Medical (or other) documentation is not accepted in electronic format, and will not be accepted if submitted by email. PLEASE DO NOT SUBMIT MEDICAL DOCUMENTATION TO ME BY EMAIL. Present an original version of your medical document (not a photocopy) to the course instructor in person. If I am not in my office when you visit, slide your document under my office door, but be sure that your document is complete, includes your name and student number, includes the doctor's contact information, and is signed by both you and the doctor. If it is not practical to present your document in person, send it to the course instructor care of the Physics Department, Brock University, 1812 Sir Isaac Brock Way, St. Catharines, Ontario, Canada, L2S 3A1. Note that according to university regulations, medical documentation must be received within seven days of a missed examination.

If I do not receive an original version of your valid medical documentation by the deadline, you will be assigned a grade of zero for the missed test or final exam.

You can print a copy of Brock's standard medical certificate by using the pdf file here.

Academic Integrity

Academic misconduct is a serious offence.
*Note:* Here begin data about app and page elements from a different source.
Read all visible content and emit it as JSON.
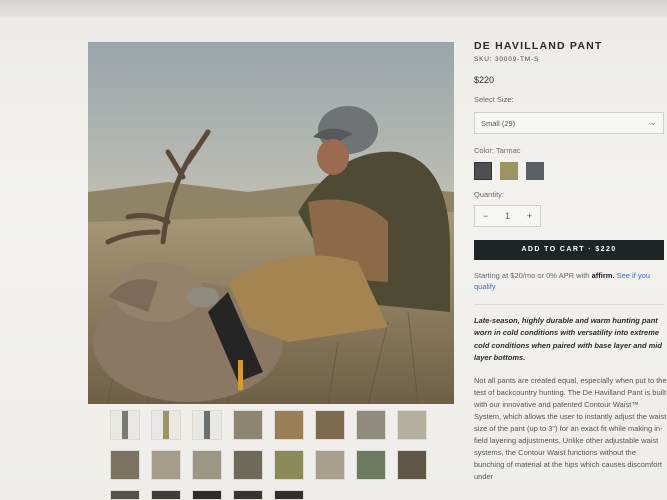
{
  "product": {
    "title": "DE HAVILLAND PANT",
    "sku": "SKU: 30009-TM-S",
    "price": "$220"
  },
  "size": {
    "label": "Select Size:",
    "selected": "Small (29)"
  },
  "color": {
    "label": "Color: Tarmac",
    "swatches": [
      "#4e4f50",
      "#9d9561",
      "#5b6064"
    ]
  },
  "quantity": {
    "label": "Quantity:",
    "minus": "−",
    "value": "1",
    "plus": "+"
  },
  "cart": {
    "button": "ADD TO CART  ·  $220"
  },
  "financing": {
    "text": "Starting at $20/mo or 0% APR with",
    "brand": "affirm.",
    "link": "See if you qualify"
  },
  "description": {
    "lead": "Late-season, highly durable and warm hunting pant worn in cold conditions with versatility into extreme cold conditions when paired with base layer and mid layer bottoms.",
    "body": "Not all pants are created equal, especially when put to the test of backcountry hunting. The De Havilland Pant is built with our innovative and patented Contour Waist™ System, which allows the user to instantly adjust the waist size of the pant (up to 3\") for an exact fit while making in-field layering adjustments. Unlike other adjustable waist systems, the Contour Waist functions without the bunching of material at the hips which causes discomfort under"
  },
  "icons": {
    "dropdown": "chevron-down-icon"
  },
  "colors": {
    "button_bg": "#1f2426",
    "link": "#3b6fc4"
  }
}
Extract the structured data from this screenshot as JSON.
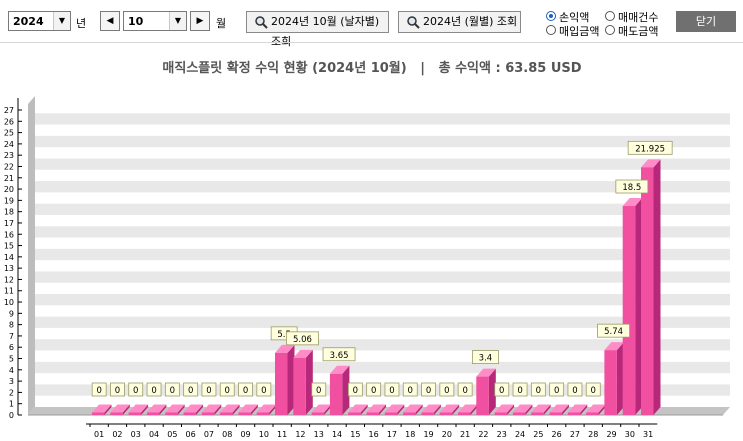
{
  "toolbar": {
    "year_value": "2024",
    "year_unit": "년",
    "month_value": "10",
    "month_unit": "월",
    "prev_glyph": "◀",
    "next_glyph": "▶",
    "dropdown_glyph": "▼",
    "query_daily_label": "2024년 10월 (날자별) 조회",
    "query_monthly_label": "2024년 (월별) 조회",
    "radios": [
      {
        "label": "손익액",
        "checked": true
      },
      {
        "label": "매매건수",
        "checked": false
      },
      {
        "label": "매입금액",
        "checked": false
      },
      {
        "label": "매도금액",
        "checked": false
      }
    ],
    "close_label": "닫기"
  },
  "chart_data": {
    "type": "bar",
    "title": "매직스플릿 확정 수익 현황 (2024년 10월)   |   총 수익액 : 63.85 USD",
    "categories": [
      "01",
      "02",
      "03",
      "04",
      "05",
      "06",
      "07",
      "08",
      "09",
      "10",
      "11",
      "12",
      "13",
      "14",
      "15",
      "16",
      "17",
      "18",
      "19",
      "20",
      "21",
      "22",
      "23",
      "24",
      "25",
      "26",
      "27",
      "28",
      "29",
      "30",
      "31"
    ],
    "values": [
      0,
      0,
      0,
      0,
      0,
      0,
      0,
      0,
      0,
      0,
      5.5,
      5.06,
      0,
      3.65,
      0,
      0,
      0,
      0,
      0,
      0,
      0,
      3.4,
      0,
      0,
      0,
      0,
      0,
      0,
      5.74,
      18.5,
      21.925
    ],
    "data_labels": [
      "0",
      "0",
      "0",
      "0",
      "0",
      "0",
      "0",
      "0",
      "0",
      "0",
      "5.5",
      "5.06",
      "0",
      "3.65",
      "0",
      "0",
      "0",
      "0",
      "0",
      "0",
      "0",
      "3.4",
      "0",
      "0",
      "0",
      "0",
      "0",
      "0",
      "5.74",
      "18.5",
      "21.925"
    ],
    "ylim": [
      0,
      27
    ],
    "yticks": [
      "0",
      "1",
      "2",
      "3",
      "4",
      "5",
      "6",
      "7",
      "8",
      "9",
      "10",
      "11",
      "12",
      "13",
      "14",
      "15",
      "16",
      "17",
      "18",
      "19",
      "20",
      "21",
      "22",
      "23",
      "24",
      "25",
      "26",
      "27"
    ],
    "grid": true,
    "bar_color": "#f0509f",
    "bar_top_color": "#ff8cc6",
    "bar_side_color": "#b8287a",
    "label_bg_color": "#ffffdd"
  }
}
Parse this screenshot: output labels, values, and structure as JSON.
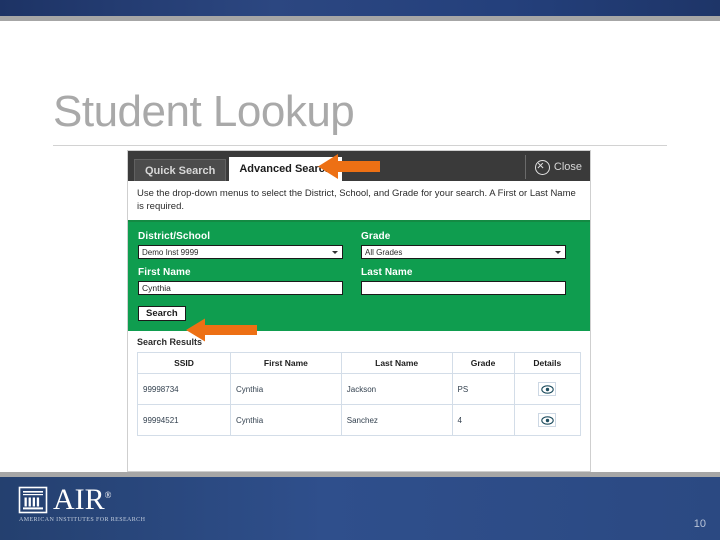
{
  "slide": {
    "title": "Student Lookup",
    "page_number": "10",
    "accent_blue": "#2c4a84",
    "title_gray": "#a9a9a9"
  },
  "brand": {
    "name": "AIR",
    "trademark": "®",
    "tagline": "AMERICAN INSTITUTES FOR RESEARCH",
    "logo_icon": "air-building-icon"
  },
  "app": {
    "tabs": [
      {
        "label": "Quick Search",
        "active": false
      },
      {
        "label": "Advanced Search",
        "active": true
      }
    ],
    "close_label": "Close",
    "close_icon": "close-circle-icon",
    "instructions": "Use the drop-down menus to select the District, School, and Grade for your search. A First or Last Name is required.",
    "form": {
      "accent_green": "#0f9d4f",
      "district_label": "District/School",
      "district_value": "Demo Inst 9999",
      "grade_label": "Grade",
      "grade_value": "All Grades",
      "first_name_label": "First Name",
      "first_name_value": "Cynthia",
      "last_name_label": "Last Name",
      "last_name_value": "",
      "search_label": "Search"
    },
    "results": {
      "heading": "Search Results",
      "columns": [
        "SSID",
        "First Name",
        "Last Name",
        "Grade",
        "Details"
      ],
      "rows": [
        {
          "ssid": "99998734",
          "first_name": "Cynthia",
          "last_name": "Jackson",
          "grade": "PS",
          "details_icon": "eye-icon"
        },
        {
          "ssid": "99994521",
          "first_name": "Cynthia",
          "last_name": "Sanchez",
          "grade": "4",
          "details_icon": "eye-icon"
        }
      ]
    }
  },
  "annotations": {
    "arrow_color": "#ED7014",
    "arrow_tab": {
      "target": "Advanced Search",
      "direction": "left"
    },
    "arrow_search": {
      "target": "Search",
      "direction": "left"
    }
  }
}
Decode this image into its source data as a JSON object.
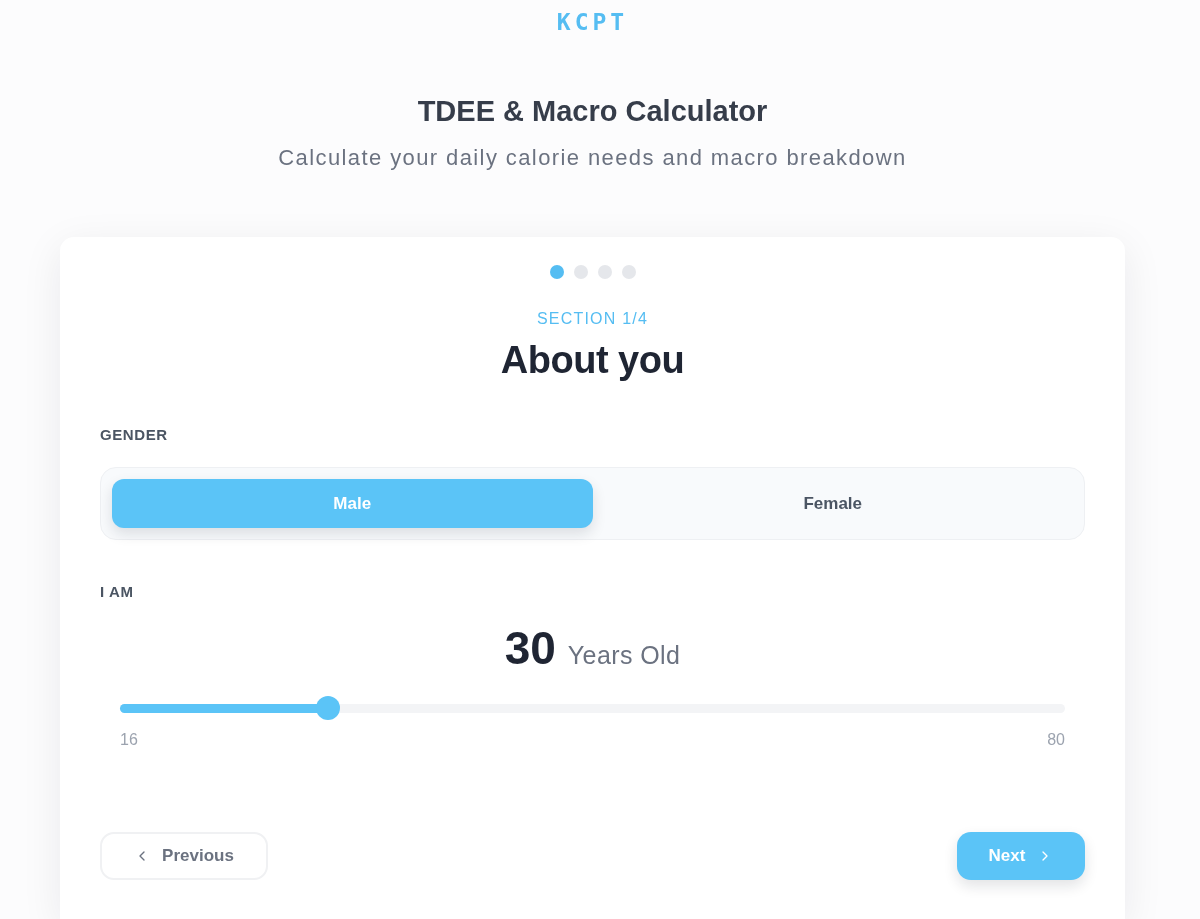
{
  "logo": {
    "text": "KCPT"
  },
  "header": {
    "title": "TDEE & Macro Calculator",
    "subtitle": "Calculate your daily calorie needs and macro breakdown"
  },
  "steps": [
    {
      "selected": true
    },
    {
      "selected": false
    },
    {
      "selected": false
    },
    {
      "selected": false
    }
  ],
  "section": {
    "eyebrow": "SECTION 1/4",
    "title": "About you"
  },
  "gender": {
    "label": "GENDER",
    "options": [
      {
        "label": "Male",
        "selected": true
      },
      {
        "label": "Female",
        "selected": false
      }
    ]
  },
  "age": {
    "label": "I AM",
    "value": "30",
    "unit": "Years Old",
    "level": 0.22,
    "min": "16",
    "max": "80"
  },
  "nav": {
    "previous": "Previous",
    "next": "Next"
  }
}
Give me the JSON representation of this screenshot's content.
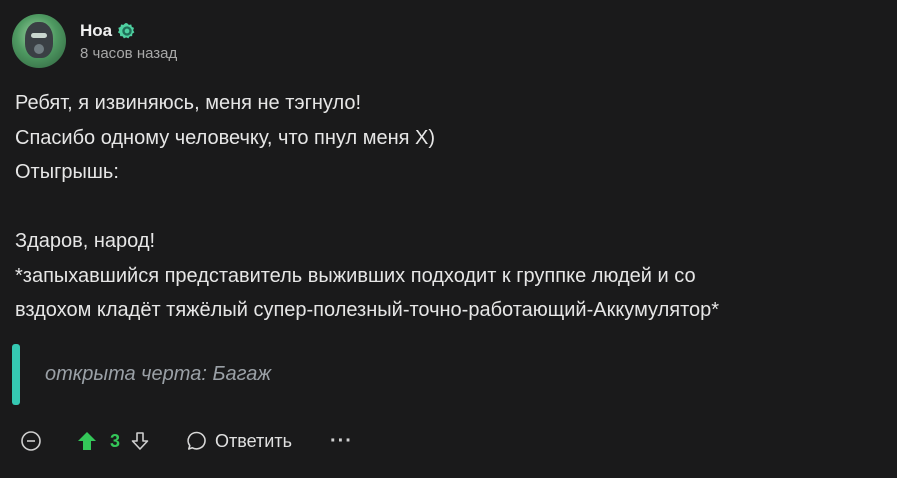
{
  "comment": {
    "author": {
      "username": "Hoa",
      "timestamp": "8 часов назад",
      "avatar_icon": "raccoon-avatar",
      "badge_icon": "verified-badge-icon",
      "badge_color": "#4fd1a1"
    },
    "body_lines": [
      "Ребят, я извиняюсь, меня не тэгнуло!",
      "Спасибо одному человечку, что пнул меня Х)",
      "Отыгрышь:",
      "",
      "Здаров, народ!",
      "*запыхавшийся представитель выживших подходит к группке людей и со",
      "вздохом кладёт тяжёлый супер-полезный-точно-работающий-Аккумулятор*"
    ],
    "quote": {
      "text": "открыта черта: Багаж",
      "accent_color": "#35c8b2"
    },
    "actions": {
      "collapse_icon": "collapse-minus-icon",
      "upvote_icon": "upvote-arrow-icon",
      "score": "3",
      "upvote_color": "#34c759",
      "downvote_icon": "downvote-arrow-icon",
      "reply_icon": "speech-bubble-icon",
      "reply_label": "Ответить",
      "more_label": "···"
    }
  }
}
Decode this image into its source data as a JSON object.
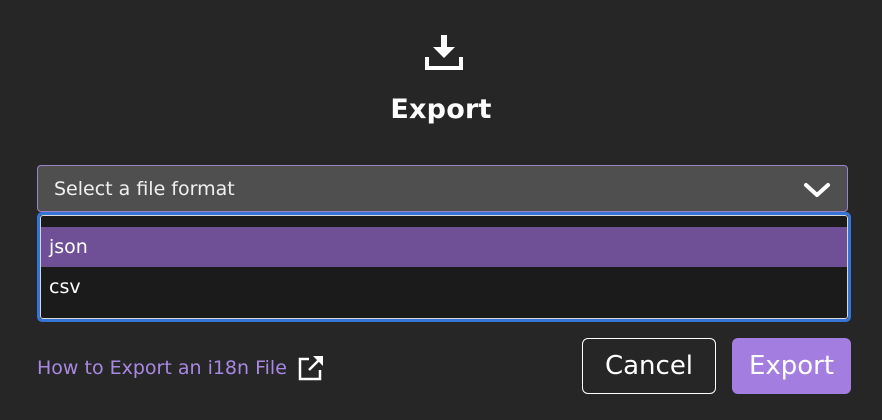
{
  "dialog": {
    "icon": "download-icon",
    "title": "Export"
  },
  "format_select": {
    "value": "Select a file format",
    "icon": "chevron-down-icon",
    "options": [
      {
        "label": "json",
        "selected": true
      },
      {
        "label": "csv",
        "selected": false
      }
    ]
  },
  "help_link": {
    "label": "How to Export an i18n File",
    "icon": "external-link-icon"
  },
  "buttons": {
    "cancel_label": "Cancel",
    "export_label": "Export"
  },
  "colors": {
    "background": "#262626",
    "accent": "#a47de0",
    "selected_option": "#6f5096",
    "focus_ring": "#3575d6"
  }
}
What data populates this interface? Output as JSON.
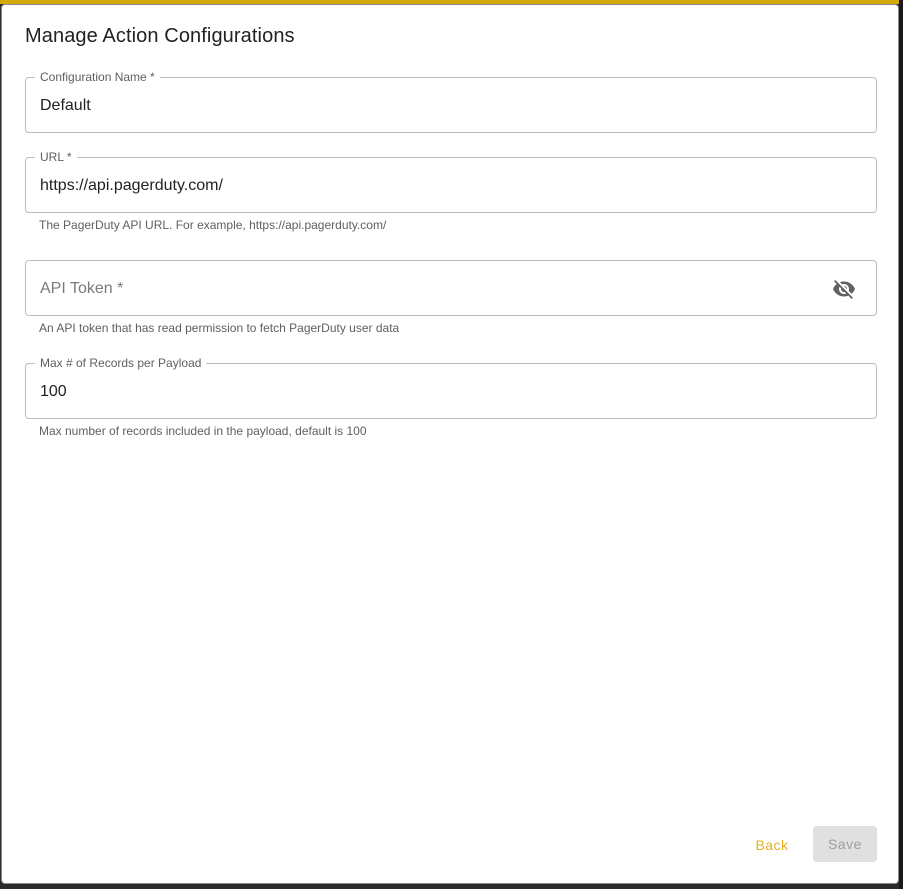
{
  "dialog": {
    "title": "Manage Action Configurations"
  },
  "fields": {
    "config_name": {
      "label": "Configuration Name *",
      "value": "Default"
    },
    "url": {
      "label": "URL *",
      "value": "https://api.pagerduty.com/",
      "helper": "The PagerDuty API URL. For example, https://api.pagerduty.com/"
    },
    "api_token": {
      "label": "API Token *",
      "value": "",
      "helper": "An API token that has read permission to fetch PagerDuty user data",
      "icon": "visibility-off-icon"
    },
    "max_records": {
      "label": "Max # of Records per Payload",
      "value": "100",
      "helper": "Max number of records included in the payload, default is 100"
    }
  },
  "actions": {
    "back_label": "Back",
    "save_label": "Save"
  },
  "colors": {
    "accent": "#e8b01a",
    "disabled_bg": "#e0e0e0",
    "disabled_text": "#9e9e9e"
  }
}
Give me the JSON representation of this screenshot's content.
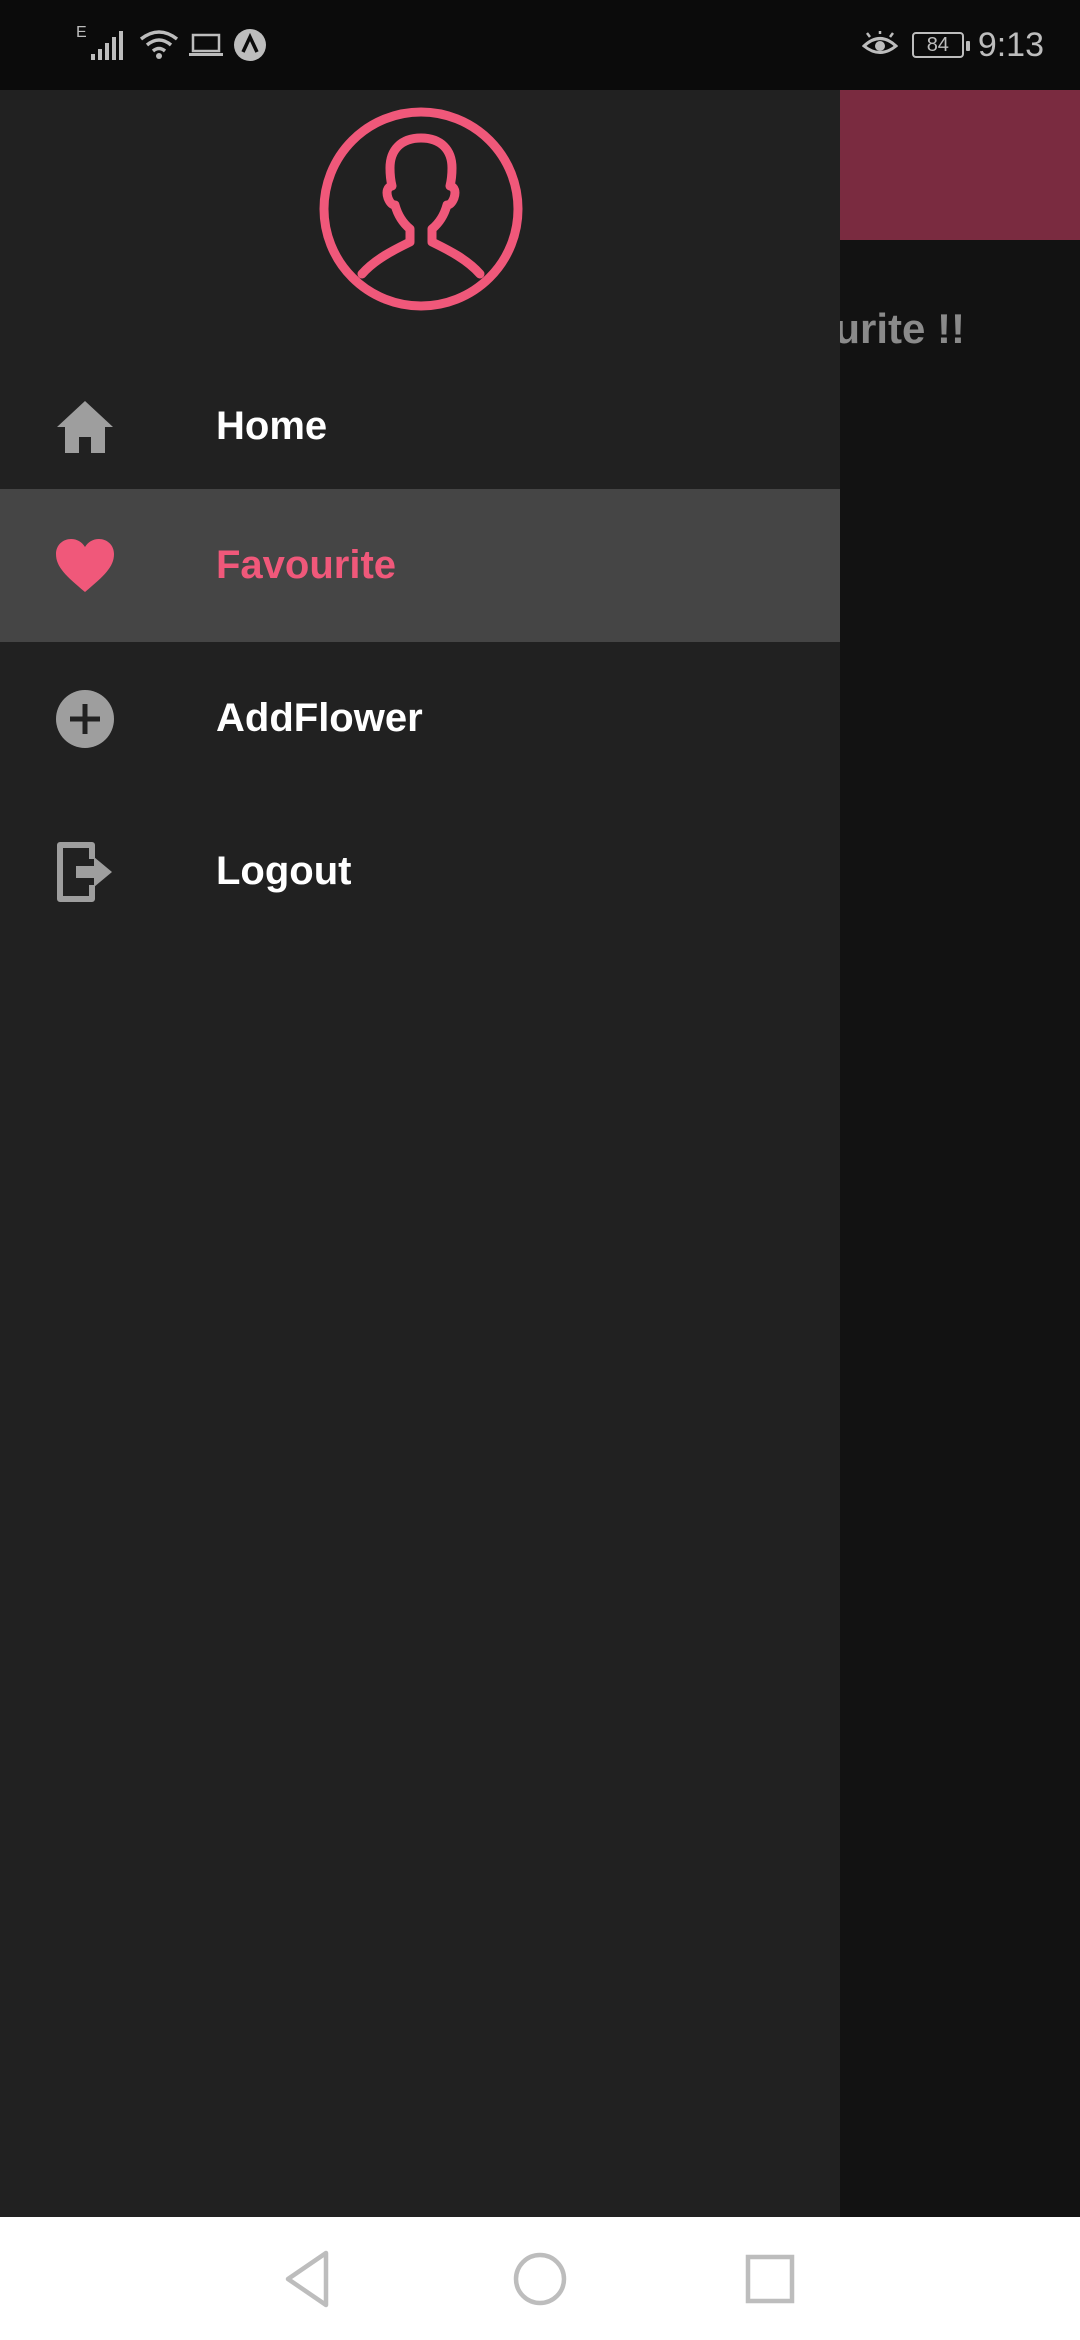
{
  "status_bar": {
    "network_type": "E",
    "battery": "84",
    "time": "9:13",
    "icons": [
      "signal-icon",
      "wifi-icon",
      "laptop-icon",
      "app-notification-icon",
      "eye-comfort-icon",
      "battery-icon"
    ]
  },
  "background_page": {
    "title_fragment": "urite !!",
    "appbar_color": "#7a2b40"
  },
  "drawer": {
    "avatar_icon": "user-avatar-icon",
    "accent_color": "#f0587a",
    "items": [
      {
        "label": "Home",
        "icon": "home-icon",
        "active": false
      },
      {
        "label": "Favourite",
        "icon": "heart-icon",
        "active": true
      },
      {
        "label": "AddFlower",
        "icon": "add-circle-icon",
        "active": false
      },
      {
        "label": "Logout",
        "icon": "logout-icon",
        "active": false
      }
    ]
  },
  "nav_bar": {
    "buttons": [
      "back-icon",
      "home-circle-icon",
      "recents-icon"
    ]
  }
}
The principle of academic integrity, particularly of doing one’s own work, documenting properly (including use of quotation marks, appropriate paraphrasing and referencing/citation), collaborating appropriately, and avoiding misrepresentation, is a core principle in university study. Students should consult Section VII, “Academic Misconduct”, in the “Academic Regulations and University Policies” entry in the Undergraduate Calendar, available here, to view a fuller description of prohibited actions, and the procedures and penalties.

A helpful web site describes Brock's academic integrity policy. Please read it carefully, as all students are expected to understand it and abide by its provisions.
Withdrawal Deadline

The last date for withdrawal from this course without academic penalty is 28 February 2020.

Tests and Exam From the Current Course

Your test and exam scores will be posted at the Brock Gradebook, which can be accessed using Student Self Serve from your Brock Portal, NOT from Sakai. Tests and the exam with correct answers from our course will be posted below within a few days after they are written.

January – April 2020:
Previous Tests and Exams, with Answers

Note that previous versions of Test 1 and Test 2 may not cover exactly the same slice of the course as the tests in the current course, due to the unusual scheduling of Spring courses. Therefore, don't treat the previous tests as exact reviews for our tests, but rather as samples only. Students usually find them a valuable source of practice material, but don't take them as a predictor of the exact questions you might find on the tests in this course.

Note that simply memorizing the answers to test questions found on previous tests and exams is a very poor way to learn the course material, and also a poor way of preparing for our tests. Science is not about memorization, but about understanding. To get a good understanding of the course takes time and work, going over the material carefully several times, and discussing it with others.

June – July 2019:
Test 1 | ANSWERS
Test 2 | ANSWERS
Final Exam | ANSWERS
January – April 2019:
Test 1 | ANSWERS
Test 2 | ANSWERS
Final Exam | ANSWERS